EXERCISE BRIEF> Pick out the lines below that contain the string "nAlgorithm" and copy them all.

START EXERCISE MATERIALS

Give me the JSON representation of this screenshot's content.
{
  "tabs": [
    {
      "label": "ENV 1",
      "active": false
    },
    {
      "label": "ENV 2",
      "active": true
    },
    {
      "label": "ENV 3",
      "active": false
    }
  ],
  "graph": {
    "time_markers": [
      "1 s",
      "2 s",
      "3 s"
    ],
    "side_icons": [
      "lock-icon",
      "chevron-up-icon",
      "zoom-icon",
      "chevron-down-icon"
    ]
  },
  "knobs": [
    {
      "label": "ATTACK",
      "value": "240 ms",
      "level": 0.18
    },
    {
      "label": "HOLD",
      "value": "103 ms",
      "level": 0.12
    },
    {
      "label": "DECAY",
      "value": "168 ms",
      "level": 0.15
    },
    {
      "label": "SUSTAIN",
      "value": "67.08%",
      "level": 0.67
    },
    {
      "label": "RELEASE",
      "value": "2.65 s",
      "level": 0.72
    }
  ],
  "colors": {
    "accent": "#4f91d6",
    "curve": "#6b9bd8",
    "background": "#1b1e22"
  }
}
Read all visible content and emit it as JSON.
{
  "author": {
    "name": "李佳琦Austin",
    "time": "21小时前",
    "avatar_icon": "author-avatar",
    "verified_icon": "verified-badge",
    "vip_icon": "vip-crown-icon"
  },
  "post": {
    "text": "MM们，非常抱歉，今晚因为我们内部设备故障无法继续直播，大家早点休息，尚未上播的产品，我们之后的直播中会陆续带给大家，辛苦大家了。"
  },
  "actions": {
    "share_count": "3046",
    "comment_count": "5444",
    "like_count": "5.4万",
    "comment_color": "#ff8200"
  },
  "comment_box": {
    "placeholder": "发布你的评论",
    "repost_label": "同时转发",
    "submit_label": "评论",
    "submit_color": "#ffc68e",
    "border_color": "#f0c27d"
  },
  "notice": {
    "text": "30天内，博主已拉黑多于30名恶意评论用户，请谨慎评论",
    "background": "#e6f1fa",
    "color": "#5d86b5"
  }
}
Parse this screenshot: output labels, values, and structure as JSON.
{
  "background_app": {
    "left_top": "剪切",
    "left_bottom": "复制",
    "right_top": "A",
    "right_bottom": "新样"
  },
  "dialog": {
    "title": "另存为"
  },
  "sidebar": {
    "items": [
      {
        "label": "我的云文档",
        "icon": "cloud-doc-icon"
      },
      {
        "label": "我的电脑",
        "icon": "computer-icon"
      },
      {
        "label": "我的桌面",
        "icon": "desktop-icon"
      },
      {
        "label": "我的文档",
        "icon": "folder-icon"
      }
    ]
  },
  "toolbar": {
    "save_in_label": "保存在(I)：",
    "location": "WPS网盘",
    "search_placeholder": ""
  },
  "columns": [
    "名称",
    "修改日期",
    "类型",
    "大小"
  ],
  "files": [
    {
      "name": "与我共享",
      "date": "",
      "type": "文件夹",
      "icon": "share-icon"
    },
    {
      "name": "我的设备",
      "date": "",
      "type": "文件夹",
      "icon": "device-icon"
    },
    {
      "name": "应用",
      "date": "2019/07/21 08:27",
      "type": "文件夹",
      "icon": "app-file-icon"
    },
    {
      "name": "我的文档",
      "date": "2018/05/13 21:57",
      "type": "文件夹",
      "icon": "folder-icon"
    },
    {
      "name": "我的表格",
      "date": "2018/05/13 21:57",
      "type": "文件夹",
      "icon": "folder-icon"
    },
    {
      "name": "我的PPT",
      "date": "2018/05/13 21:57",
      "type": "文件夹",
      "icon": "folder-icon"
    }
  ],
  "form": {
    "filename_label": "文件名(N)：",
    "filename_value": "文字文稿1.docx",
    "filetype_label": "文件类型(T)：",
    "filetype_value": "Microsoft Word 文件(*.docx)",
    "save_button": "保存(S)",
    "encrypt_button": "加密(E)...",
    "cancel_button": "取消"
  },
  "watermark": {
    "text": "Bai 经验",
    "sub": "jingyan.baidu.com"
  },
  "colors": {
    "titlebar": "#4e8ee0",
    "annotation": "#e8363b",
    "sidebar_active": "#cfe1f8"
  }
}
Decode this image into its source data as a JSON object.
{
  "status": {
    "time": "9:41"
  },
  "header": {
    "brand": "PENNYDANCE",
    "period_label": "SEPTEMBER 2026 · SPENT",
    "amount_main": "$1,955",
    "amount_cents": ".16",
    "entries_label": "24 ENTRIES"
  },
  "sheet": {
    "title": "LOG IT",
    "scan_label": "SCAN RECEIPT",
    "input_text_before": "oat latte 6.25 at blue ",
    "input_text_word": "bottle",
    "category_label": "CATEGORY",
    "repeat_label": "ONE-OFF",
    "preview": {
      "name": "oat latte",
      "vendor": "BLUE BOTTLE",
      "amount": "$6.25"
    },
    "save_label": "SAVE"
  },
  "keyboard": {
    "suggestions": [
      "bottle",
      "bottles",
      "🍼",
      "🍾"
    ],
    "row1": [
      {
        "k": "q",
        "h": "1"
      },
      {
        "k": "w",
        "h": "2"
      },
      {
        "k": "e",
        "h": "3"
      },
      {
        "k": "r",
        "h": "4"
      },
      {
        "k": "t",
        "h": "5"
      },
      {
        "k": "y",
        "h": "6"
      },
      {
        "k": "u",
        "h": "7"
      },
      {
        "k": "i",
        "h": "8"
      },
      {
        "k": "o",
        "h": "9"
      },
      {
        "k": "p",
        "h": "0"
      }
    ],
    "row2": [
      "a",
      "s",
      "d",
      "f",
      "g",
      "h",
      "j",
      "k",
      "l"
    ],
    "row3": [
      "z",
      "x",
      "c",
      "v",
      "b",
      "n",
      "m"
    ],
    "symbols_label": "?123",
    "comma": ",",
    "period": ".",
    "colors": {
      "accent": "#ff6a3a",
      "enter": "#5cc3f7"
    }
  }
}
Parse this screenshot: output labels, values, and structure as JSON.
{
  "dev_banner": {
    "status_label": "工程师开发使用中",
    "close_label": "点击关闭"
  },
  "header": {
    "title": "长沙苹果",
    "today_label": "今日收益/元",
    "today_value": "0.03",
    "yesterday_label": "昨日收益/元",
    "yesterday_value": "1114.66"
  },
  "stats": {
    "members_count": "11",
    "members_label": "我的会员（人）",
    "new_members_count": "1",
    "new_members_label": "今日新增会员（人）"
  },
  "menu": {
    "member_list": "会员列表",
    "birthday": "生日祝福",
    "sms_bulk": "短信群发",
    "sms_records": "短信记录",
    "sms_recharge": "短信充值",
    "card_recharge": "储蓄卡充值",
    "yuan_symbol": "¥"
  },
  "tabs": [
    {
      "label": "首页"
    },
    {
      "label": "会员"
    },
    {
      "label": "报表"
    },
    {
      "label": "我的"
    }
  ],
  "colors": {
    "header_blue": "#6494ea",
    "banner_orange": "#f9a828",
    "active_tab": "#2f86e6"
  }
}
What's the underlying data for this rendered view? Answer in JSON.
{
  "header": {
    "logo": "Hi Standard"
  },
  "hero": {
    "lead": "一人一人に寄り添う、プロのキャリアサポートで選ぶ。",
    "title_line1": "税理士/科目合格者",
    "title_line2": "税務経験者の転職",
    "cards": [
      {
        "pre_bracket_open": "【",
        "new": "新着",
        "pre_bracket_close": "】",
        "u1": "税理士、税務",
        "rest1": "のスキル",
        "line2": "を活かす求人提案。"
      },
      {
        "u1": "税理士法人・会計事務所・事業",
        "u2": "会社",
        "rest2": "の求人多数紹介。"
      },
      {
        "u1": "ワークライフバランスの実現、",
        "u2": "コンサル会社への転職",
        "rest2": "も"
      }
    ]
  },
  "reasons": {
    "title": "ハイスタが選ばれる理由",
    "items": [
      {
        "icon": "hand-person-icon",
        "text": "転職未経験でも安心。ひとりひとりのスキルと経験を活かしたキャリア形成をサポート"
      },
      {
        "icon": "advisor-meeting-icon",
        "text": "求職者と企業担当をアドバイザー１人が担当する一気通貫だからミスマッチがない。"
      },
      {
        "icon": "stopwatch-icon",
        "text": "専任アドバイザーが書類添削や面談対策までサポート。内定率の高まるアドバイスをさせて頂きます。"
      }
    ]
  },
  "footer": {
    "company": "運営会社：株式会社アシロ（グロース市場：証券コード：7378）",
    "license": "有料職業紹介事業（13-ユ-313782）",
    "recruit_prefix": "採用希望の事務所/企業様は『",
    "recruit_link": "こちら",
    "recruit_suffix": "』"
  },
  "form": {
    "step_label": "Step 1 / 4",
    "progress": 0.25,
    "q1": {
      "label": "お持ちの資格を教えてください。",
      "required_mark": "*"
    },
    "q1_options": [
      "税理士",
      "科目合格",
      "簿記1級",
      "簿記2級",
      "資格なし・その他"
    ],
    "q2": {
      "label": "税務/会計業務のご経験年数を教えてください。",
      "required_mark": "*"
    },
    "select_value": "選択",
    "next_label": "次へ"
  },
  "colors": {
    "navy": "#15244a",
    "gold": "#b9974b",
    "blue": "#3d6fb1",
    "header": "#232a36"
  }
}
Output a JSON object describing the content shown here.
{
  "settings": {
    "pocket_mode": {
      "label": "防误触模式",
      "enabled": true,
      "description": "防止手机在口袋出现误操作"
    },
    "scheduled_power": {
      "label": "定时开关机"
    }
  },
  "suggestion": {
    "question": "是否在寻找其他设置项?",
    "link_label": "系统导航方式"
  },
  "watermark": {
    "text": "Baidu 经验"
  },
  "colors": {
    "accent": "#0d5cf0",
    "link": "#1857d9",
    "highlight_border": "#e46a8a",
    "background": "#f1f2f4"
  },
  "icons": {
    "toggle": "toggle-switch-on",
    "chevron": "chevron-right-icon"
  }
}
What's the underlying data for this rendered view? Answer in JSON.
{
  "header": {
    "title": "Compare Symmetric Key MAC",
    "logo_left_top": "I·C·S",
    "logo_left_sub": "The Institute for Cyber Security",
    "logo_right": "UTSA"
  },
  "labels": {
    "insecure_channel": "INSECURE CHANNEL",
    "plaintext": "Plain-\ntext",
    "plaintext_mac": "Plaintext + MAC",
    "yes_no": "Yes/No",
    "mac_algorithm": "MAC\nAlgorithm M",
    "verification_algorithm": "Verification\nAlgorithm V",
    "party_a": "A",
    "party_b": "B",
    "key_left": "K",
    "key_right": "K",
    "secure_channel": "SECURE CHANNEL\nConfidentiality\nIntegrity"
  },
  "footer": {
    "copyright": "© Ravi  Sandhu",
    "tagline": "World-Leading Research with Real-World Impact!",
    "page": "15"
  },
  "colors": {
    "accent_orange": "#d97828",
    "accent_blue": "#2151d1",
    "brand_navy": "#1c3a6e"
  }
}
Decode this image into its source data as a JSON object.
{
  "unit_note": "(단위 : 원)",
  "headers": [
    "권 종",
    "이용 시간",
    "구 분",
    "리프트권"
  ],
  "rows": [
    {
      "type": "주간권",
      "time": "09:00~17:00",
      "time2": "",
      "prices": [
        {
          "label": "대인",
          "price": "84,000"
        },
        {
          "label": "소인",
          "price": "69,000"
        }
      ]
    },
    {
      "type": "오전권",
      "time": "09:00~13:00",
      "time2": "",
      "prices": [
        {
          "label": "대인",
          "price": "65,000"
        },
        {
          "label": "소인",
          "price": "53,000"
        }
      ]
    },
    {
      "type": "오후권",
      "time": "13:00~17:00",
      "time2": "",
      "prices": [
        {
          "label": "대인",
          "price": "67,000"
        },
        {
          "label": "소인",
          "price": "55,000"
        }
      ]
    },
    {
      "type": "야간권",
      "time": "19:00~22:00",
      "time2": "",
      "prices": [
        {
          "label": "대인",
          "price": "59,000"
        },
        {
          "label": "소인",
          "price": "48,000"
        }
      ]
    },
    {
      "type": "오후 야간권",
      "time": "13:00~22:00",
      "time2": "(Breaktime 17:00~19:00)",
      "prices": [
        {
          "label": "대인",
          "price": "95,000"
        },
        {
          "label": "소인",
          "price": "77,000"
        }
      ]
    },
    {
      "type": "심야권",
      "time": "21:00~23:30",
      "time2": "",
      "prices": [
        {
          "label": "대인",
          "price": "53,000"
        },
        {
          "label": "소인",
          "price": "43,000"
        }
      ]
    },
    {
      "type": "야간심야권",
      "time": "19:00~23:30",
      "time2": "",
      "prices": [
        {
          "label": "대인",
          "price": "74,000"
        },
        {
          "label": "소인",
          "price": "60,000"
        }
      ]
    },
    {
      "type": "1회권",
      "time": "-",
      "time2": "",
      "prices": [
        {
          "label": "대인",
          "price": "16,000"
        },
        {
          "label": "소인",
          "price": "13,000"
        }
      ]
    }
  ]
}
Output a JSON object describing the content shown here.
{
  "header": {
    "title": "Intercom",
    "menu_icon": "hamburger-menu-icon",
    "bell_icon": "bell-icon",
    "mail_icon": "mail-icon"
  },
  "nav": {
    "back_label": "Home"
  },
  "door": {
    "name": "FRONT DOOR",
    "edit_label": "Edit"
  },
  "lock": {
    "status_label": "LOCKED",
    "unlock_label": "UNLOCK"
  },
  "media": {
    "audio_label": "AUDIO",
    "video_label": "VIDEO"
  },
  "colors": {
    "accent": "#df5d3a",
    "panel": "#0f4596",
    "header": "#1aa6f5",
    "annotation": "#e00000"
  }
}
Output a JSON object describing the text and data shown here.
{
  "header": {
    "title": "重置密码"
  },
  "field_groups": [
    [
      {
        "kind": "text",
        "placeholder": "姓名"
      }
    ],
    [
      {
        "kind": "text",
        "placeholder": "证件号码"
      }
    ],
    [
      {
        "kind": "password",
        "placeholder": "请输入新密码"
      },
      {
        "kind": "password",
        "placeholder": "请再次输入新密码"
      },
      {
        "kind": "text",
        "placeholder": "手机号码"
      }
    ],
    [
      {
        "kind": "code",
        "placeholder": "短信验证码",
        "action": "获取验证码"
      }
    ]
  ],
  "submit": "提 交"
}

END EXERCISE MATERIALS

OUTPUT>
    "mac_algorithm": "MAC\nAlgorithm M",
    "verification_algorithm": "Verification\nAlgorithm V",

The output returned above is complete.